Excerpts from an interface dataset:
-*-*-
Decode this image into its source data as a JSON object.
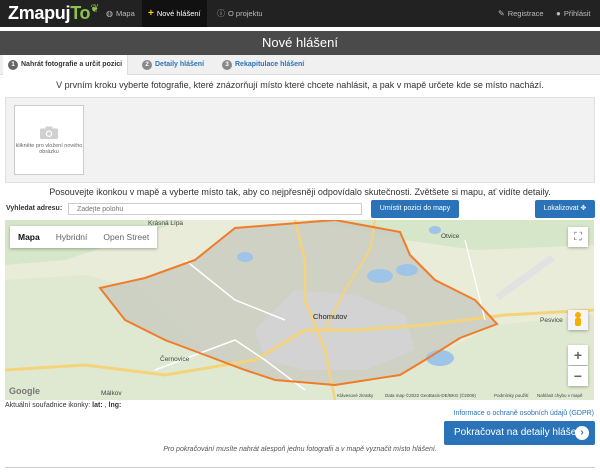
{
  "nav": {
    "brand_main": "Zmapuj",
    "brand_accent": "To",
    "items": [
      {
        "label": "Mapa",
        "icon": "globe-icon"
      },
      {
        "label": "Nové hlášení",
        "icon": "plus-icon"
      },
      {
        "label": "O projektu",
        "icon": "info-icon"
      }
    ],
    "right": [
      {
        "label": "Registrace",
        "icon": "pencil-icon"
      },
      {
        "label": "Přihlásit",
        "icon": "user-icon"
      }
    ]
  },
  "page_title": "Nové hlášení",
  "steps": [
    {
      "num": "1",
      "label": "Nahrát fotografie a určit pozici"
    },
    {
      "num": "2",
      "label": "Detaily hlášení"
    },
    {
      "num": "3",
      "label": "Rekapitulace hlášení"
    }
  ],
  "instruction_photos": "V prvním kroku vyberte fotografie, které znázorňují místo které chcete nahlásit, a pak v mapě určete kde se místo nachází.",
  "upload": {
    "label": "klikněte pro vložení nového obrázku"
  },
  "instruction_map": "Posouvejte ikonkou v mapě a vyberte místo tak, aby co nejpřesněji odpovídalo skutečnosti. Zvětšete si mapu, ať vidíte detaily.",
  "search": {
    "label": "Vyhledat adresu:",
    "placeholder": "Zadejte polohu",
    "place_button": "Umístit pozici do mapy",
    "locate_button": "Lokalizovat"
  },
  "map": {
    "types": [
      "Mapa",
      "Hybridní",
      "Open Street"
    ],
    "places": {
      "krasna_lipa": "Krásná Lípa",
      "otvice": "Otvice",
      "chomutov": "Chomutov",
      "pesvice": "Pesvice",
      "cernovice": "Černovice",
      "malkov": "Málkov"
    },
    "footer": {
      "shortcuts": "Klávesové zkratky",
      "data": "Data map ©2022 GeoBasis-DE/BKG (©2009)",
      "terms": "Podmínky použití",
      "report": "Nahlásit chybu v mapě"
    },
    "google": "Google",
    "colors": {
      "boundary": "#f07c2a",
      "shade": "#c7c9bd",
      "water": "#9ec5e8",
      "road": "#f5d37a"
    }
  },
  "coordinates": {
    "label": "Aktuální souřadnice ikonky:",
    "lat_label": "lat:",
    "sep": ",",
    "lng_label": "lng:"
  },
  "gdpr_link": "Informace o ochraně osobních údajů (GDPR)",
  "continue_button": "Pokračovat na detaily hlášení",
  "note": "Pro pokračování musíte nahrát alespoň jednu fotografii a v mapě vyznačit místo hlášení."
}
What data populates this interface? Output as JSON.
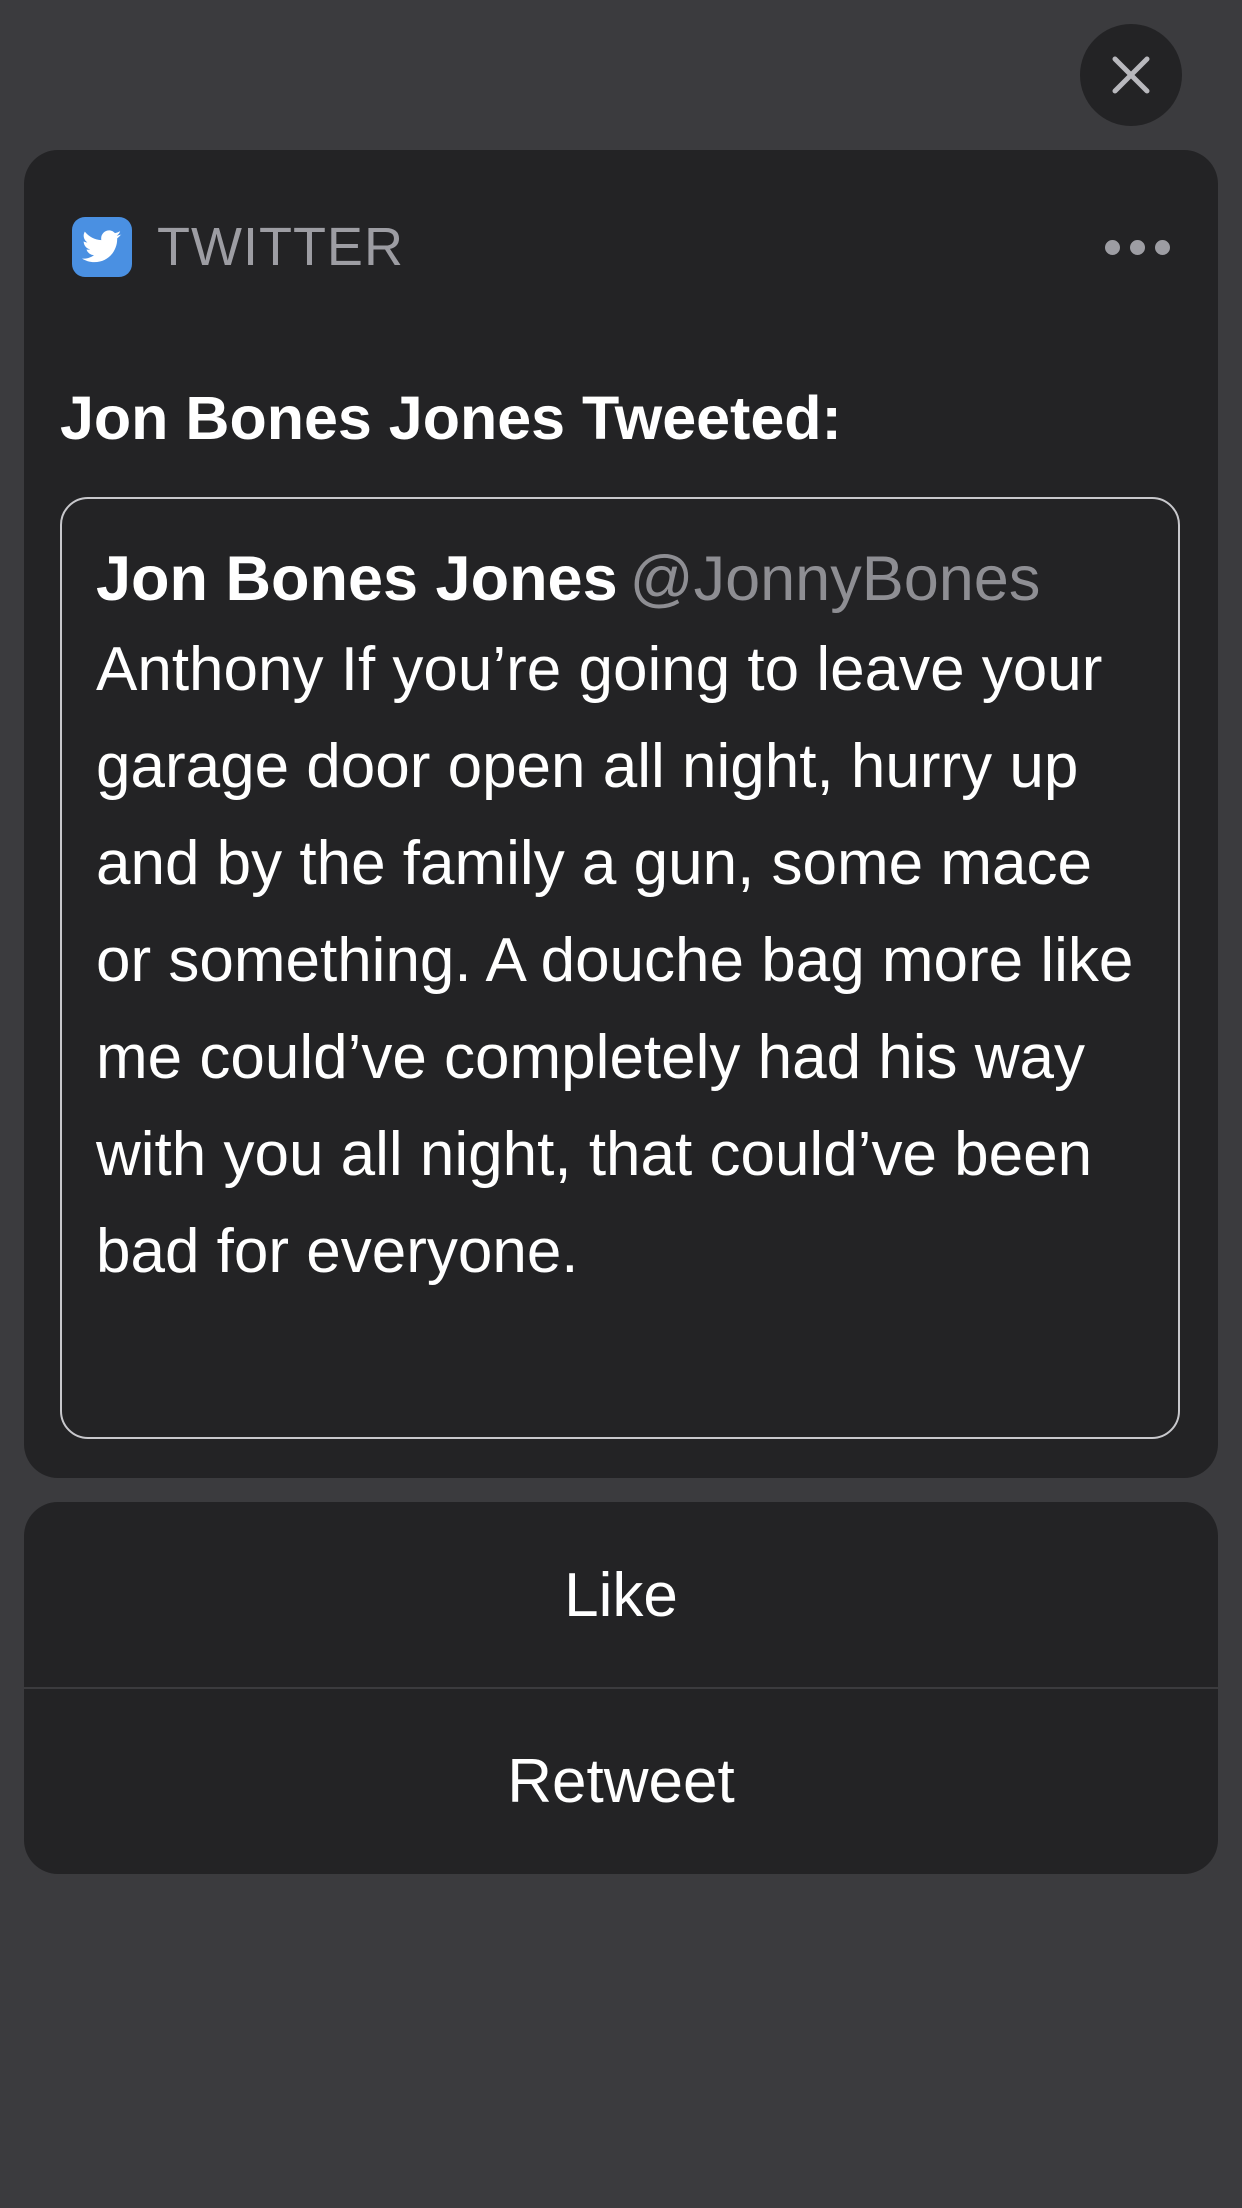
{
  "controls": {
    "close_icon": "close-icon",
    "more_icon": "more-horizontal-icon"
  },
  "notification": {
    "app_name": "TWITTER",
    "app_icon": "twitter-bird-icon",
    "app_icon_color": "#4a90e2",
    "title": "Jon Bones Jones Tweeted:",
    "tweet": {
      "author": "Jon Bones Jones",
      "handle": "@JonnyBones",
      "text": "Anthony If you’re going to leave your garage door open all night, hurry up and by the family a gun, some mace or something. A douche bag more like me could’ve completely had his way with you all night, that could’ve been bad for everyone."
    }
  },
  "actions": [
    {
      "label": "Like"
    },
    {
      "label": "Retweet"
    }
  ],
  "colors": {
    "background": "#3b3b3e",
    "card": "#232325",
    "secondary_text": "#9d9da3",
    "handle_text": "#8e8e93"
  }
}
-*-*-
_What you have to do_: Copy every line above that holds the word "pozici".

_Response to the task_:
      "label": "Nahrát fotografie a určit pozici"
    "place_button": "Umístit pozici do mapy",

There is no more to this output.